→ Exercise brief: The answer should match the entries below word for word, minus their pictures.

→ The records:
+---+

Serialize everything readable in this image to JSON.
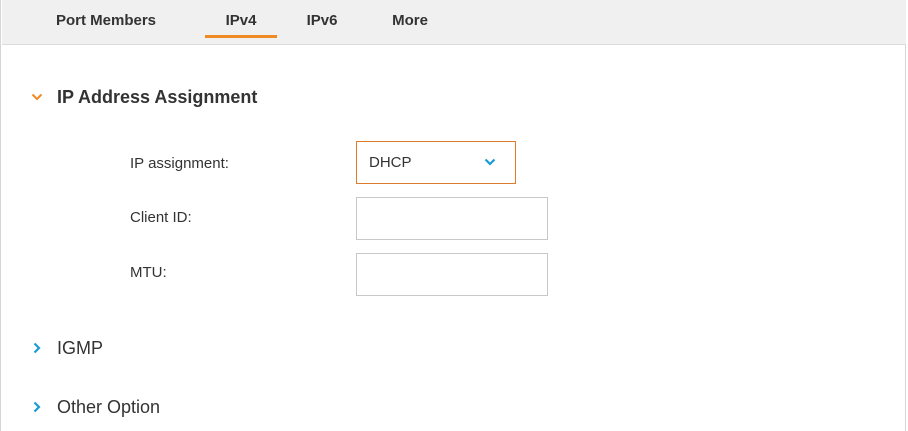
{
  "tabs": [
    {
      "label": "Port Members"
    },
    {
      "label": "IPv4",
      "active": true
    },
    {
      "label": "IPv6"
    },
    {
      "label": "More"
    }
  ],
  "sections": {
    "ip_address_assignment": {
      "title": "IP Address Assignment",
      "expanded": true,
      "fields": {
        "ip_assignment": {
          "label": "IP assignment:",
          "value": "DHCP"
        },
        "client_id": {
          "label": "Client ID:",
          "value": "",
          "placeholder": ""
        },
        "mtu": {
          "label": "MTU:",
          "value": "",
          "placeholder": ""
        }
      }
    },
    "igmp": {
      "title": "IGMP",
      "expanded": false
    },
    "other_option": {
      "title": "Other Option",
      "expanded": false
    }
  },
  "icons": {
    "expanded_chevron": "chevron-down-icon",
    "collapsed_chevron": "chevron-right-icon",
    "select_chevron": "chevron-down-icon"
  },
  "colors": {
    "accent_orange": "#f08a24",
    "select_border": "#e07b2c",
    "chevron_blue": "#1a9ad6",
    "tabbar_bg": "#f0f0f0"
  }
}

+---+

→ Finished exercise:
Serialize everything readable in this image to JSON.
{
  "tabs": [
    {
      "label": "Port Members"
    },
    {
      "label": "IPv4",
      "active": true
    },
    {
      "label": "IPv6"
    },
    {
      "label": "More"
    }
  ],
  "sections": {
    "ip_address_assignment": {
      "title": "IP Address Assignment",
      "expanded": true,
      "fields": {
        "ip_assignment": {
          "label": "IP assignment:",
          "value": "DHCP"
        },
        "client_id": {
          "label": "Client ID:",
          "value": "",
          "placeholder": ""
        },
        "mtu": {
          "label": "MTU:",
          "value": "",
          "placeholder": ""
        }
      }
    },
    "igmp": {
      "title": "IGMP",
      "expanded": false
    },
    "other_option": {
      "title": "Other Option",
      "expanded": false
    }
  },
  "icons": {
    "expanded_chevron": "chevron-down-icon",
    "collapsed_chevron": "chevron-right-icon",
    "select_chevron": "chevron-down-icon"
  },
  "colors": {
    "accent_orange": "#f08a24",
    "select_border": "#e07b2c",
    "chevron_blue": "#1a9ad6",
    "tabbar_bg": "#f0f0f0"
  }
}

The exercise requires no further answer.